* [EXERCISE AIM]
Verbatim copy, images omitted: return the full listing.

┌────────

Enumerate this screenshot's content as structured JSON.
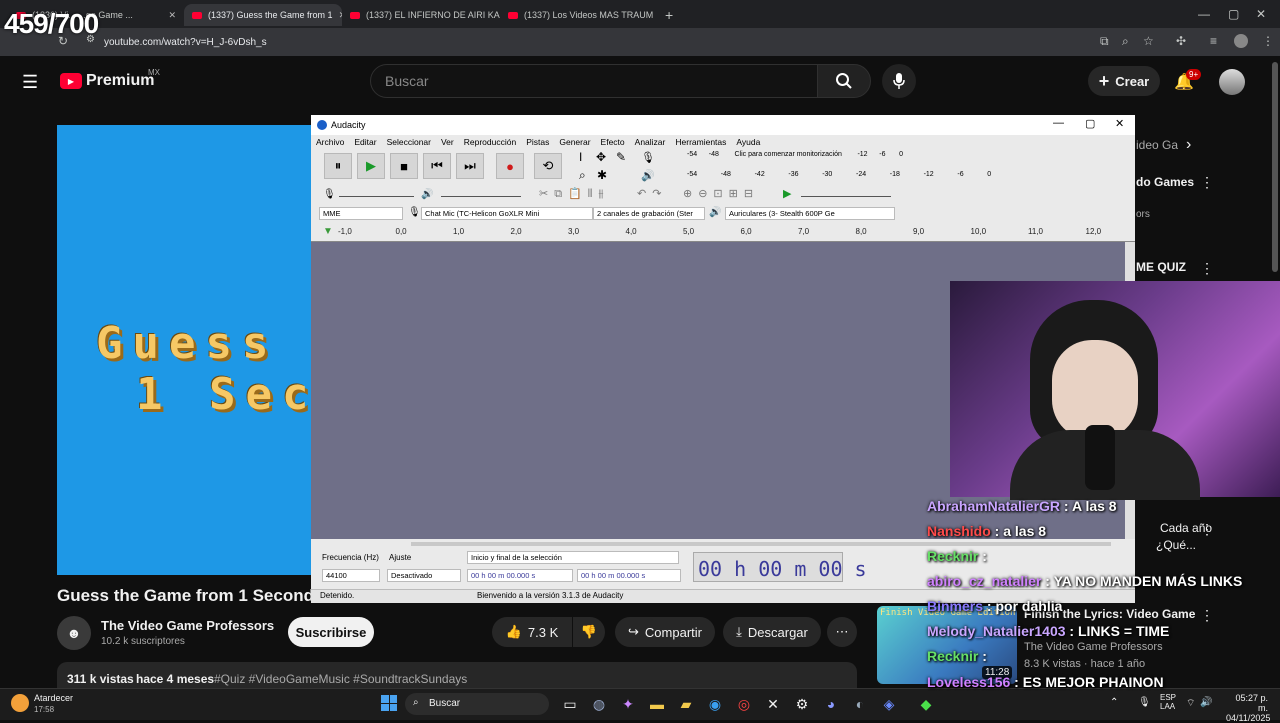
{
  "overlay_counter": "459/700",
  "browser": {
    "tabs": [
      {
        "label": "(1336) Vi... ...go Game ..."
      },
      {
        "label": "(1337) Guess the Game from 1"
      },
      {
        "label": "(1337) EL INFIERNO DE AIRI KA"
      },
      {
        "label": "(1337) Los Videos MAS TRAUM"
      }
    ],
    "url": "youtube.com/watch?v=H_J-6vDsh_s"
  },
  "youtube": {
    "logo": "Premium",
    "region": "MX",
    "search_placeholder": "Buscar",
    "create_label": "Crear",
    "notif_badge": "9+",
    "video_text_line1": "Guess",
    "video_text_line2": "1 Sec",
    "video_title": "Guess the Game from 1 Second of",
    "channel_name": "The Video Game Professors",
    "subscribers": "10.2 k suscriptores",
    "subscribe_label": "Suscribirse",
    "likes": "7.3 K",
    "share_label": "Compartir",
    "download_label": "Descargar",
    "views": "311 k vistas",
    "age": "hace 4 meses",
    "hashtags": "#Quiz #VideoGameMusic #SoundtrackSundays",
    "right_col": {
      "chip": "ideo Ga",
      "item1": "do Games",
      "item1b": "ors",
      "item2": "ME QUIZ",
      "item3_title": "Cada año",
      "item3_sub": "¿Qué...",
      "item4_title": "Finish the Lyrics: Video Game",
      "item4_channel": "The Video Game Professors",
      "item4_meta": "8.3 K vistas · hace 1 año",
      "thumb_duration": "11:28",
      "thumb_caption": "Finish Video Game Edition"
    }
  },
  "audacity": {
    "title": "Audacity",
    "menu": [
      "Archivo",
      "Editar",
      "Seleccionar",
      "Ver",
      "Reproducción",
      "Pistas",
      "Generar",
      "Efecto",
      "Analizar",
      "Herramientas",
      "Ayuda"
    ],
    "monitor_text": "Clic para comenzar monitorización",
    "meter_rec": [
      "-54",
      "-48",
      "-12",
      "-6",
      "0"
    ],
    "meter_play": [
      "-54",
      "-48",
      "-42",
      "-36",
      "-30",
      "-24",
      "-18",
      "-12",
      "-6",
      "0"
    ],
    "host": "MME",
    "rec_device": "Chat Mic (TC-Helicon GoXLR Mini",
    "channels": "2 canales de grabación (Ster",
    "play_device": "Auriculares (3- Stealth 600P Ge",
    "ruler_ticks": [
      "-1,0",
      "0,0",
      "1,0",
      "2,0",
      "3,0",
      "4,0",
      "5,0",
      "6,0",
      "7,0",
      "8,0",
      "9,0",
      "10,0",
      "11,0",
      "12,0"
    ],
    "rate_label": "Frecuencia (Hz)",
    "rate_value": "44100",
    "snap_label": "Ajuste",
    "snap_value": "Desactivado",
    "sel_label": "Inicio y final de la selección",
    "sel_start": "00 h 00 m 00.000 s",
    "sel_end": "00 h 00 m 00.000 s",
    "time_display": "00 h 00 m 00 s",
    "status_left": "Detenido.",
    "status_right": "Bienvenido a la versión 3.1.3 de Audacity"
  },
  "chat": [
    {
      "user": "AbrahamNatalierGR",
      "msg": "A las 8",
      "color": "#c9a6ff"
    },
    {
      "user": "Nanshido",
      "msg": "a las 8",
      "color": "#ff4a4a"
    },
    {
      "user": "Recknir",
      "msg": "",
      "color": "#66e066"
    },
    {
      "user": "abiro_cz_natalier",
      "msg": "YA NO MANDEN MÁS LINKS",
      "color": "#d080ff"
    },
    {
      "user": "Binmers",
      "msg": "por dahlia",
      "color": "#8a7aff"
    },
    {
      "user": "Melody_Natalier1403",
      "msg": "LINKS = TIME",
      "color": "#c9a6ff"
    },
    {
      "user": "Recknir",
      "msg": "",
      "color": "#66e066"
    },
    {
      "user": "Loveless156",
      "msg": "ES MEJOR PHAINON",
      "color": "#d080ff"
    }
  ],
  "taskbar": {
    "weather": "Atardecer",
    "weather_time": "17:58",
    "search": "Buscar",
    "lang1": "ESP",
    "lang2": "LAA",
    "time": "05:27 p. m.",
    "date": "04/11/2025"
  }
}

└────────

* [EXERCISE ANSWER]
Enumerate this screenshot's content as structured JSON.
{
  "overlay_counter": "459/700",
  "browser": {
    "tabs": [
      {
        "label": "(1336) Vi... ...go Game ..."
      },
      {
        "label": "(1337) Guess the Game from 1"
      },
      {
        "label": "(1337) EL INFIERNO DE AIRI KA"
      },
      {
        "label": "(1337) Los Videos MAS TRAUM"
      }
    ],
    "url": "youtube.com/watch?v=H_J-6vDsh_s"
  },
  "youtube": {
    "logo": "Premium",
    "region": "MX",
    "search_placeholder": "Buscar",
    "create_label": "Crear",
    "notif_badge": "9+",
    "video_text_line1": "Guess",
    "video_text_line2": "1 Sec",
    "video_title": "Guess the Game from 1 Second of",
    "channel_name": "The Video Game Professors",
    "subscribers": "10.2 k suscriptores",
    "subscribe_label": "Suscribirse",
    "likes": "7.3 K",
    "share_label": "Compartir",
    "download_label": "Descargar",
    "views": "311 k vistas",
    "age": "hace 4 meses",
    "hashtags": "#Quiz #VideoGameMusic #SoundtrackSundays",
    "right_col": {
      "chip": "ideo Ga",
      "item1": "do Games",
      "item1b": "ors",
      "item2": "ME QUIZ",
      "item3_title": "Cada año",
      "item3_sub": "¿Qué...",
      "item4_title": "Finish the Lyrics: Video Game",
      "item4_channel": "The Video Game Professors",
      "item4_meta": "8.3 K vistas · hace 1 año",
      "thumb_duration": "11:28",
      "thumb_caption": "Finish Video Game Edition"
    }
  },
  "audacity": {
    "title": "Audacity",
    "menu": [
      "Archivo",
      "Editar",
      "Seleccionar",
      "Ver",
      "Reproducción",
      "Pistas",
      "Generar",
      "Efecto",
      "Analizar",
      "Herramientas",
      "Ayuda"
    ],
    "monitor_text": "Clic para comenzar monitorización",
    "meter_rec": [
      "-54",
      "-48",
      "-12",
      "-6",
      "0"
    ],
    "meter_play": [
      "-54",
      "-48",
      "-42",
      "-36",
      "-30",
      "-24",
      "-18",
      "-12",
      "-6",
      "0"
    ],
    "host": "MME",
    "rec_device": "Chat Mic (TC-Helicon GoXLR Mini",
    "channels": "2 canales de grabación (Ster",
    "play_device": "Auriculares (3- Stealth 600P Ge",
    "ruler_ticks": [
      "-1,0",
      "0,0",
      "1,0",
      "2,0",
      "3,0",
      "4,0",
      "5,0",
      "6,0",
      "7,0",
      "8,0",
      "9,0",
      "10,0",
      "11,0",
      "12,0"
    ],
    "rate_label": "Frecuencia (Hz)",
    "rate_value": "44100",
    "snap_label": "Ajuste",
    "snap_value": "Desactivado",
    "sel_label": "Inicio y final de la selección",
    "sel_start": "00 h 00 m 00.000 s",
    "sel_end": "00 h 00 m 00.000 s",
    "time_display": "00 h 00 m 00 s",
    "status_left": "Detenido.",
    "status_right": "Bienvenido a la versión 3.1.3 de Audacity"
  },
  "chat": [
    {
      "user": "AbrahamNatalierGR",
      "msg": "A las 8",
      "color": "#c9a6ff"
    },
    {
      "user": "Nanshido",
      "msg": "a las 8",
      "color": "#ff4a4a"
    },
    {
      "user": "Recknir",
      "msg": "",
      "color": "#66e066"
    },
    {
      "user": "abiro_cz_natalier",
      "msg": "YA NO MANDEN MÁS LINKS",
      "color": "#d080ff"
    },
    {
      "user": "Binmers",
      "msg": "por dahlia",
      "color": "#8a7aff"
    },
    {
      "user": "Melody_Natalier1403",
      "msg": "LINKS = TIME",
      "color": "#c9a6ff"
    },
    {
      "user": "Recknir",
      "msg": "",
      "color": "#66e066"
    },
    {
      "user": "Loveless156",
      "msg": "ES MEJOR PHAINON",
      "color": "#d080ff"
    }
  ],
  "taskbar": {
    "weather": "Atardecer",
    "weather_time": "17:58",
    "search": "Buscar",
    "lang1": "ESP",
    "lang2": "LAA",
    "time": "05:27 p. m.",
    "date": "04/11/2025"
  }
}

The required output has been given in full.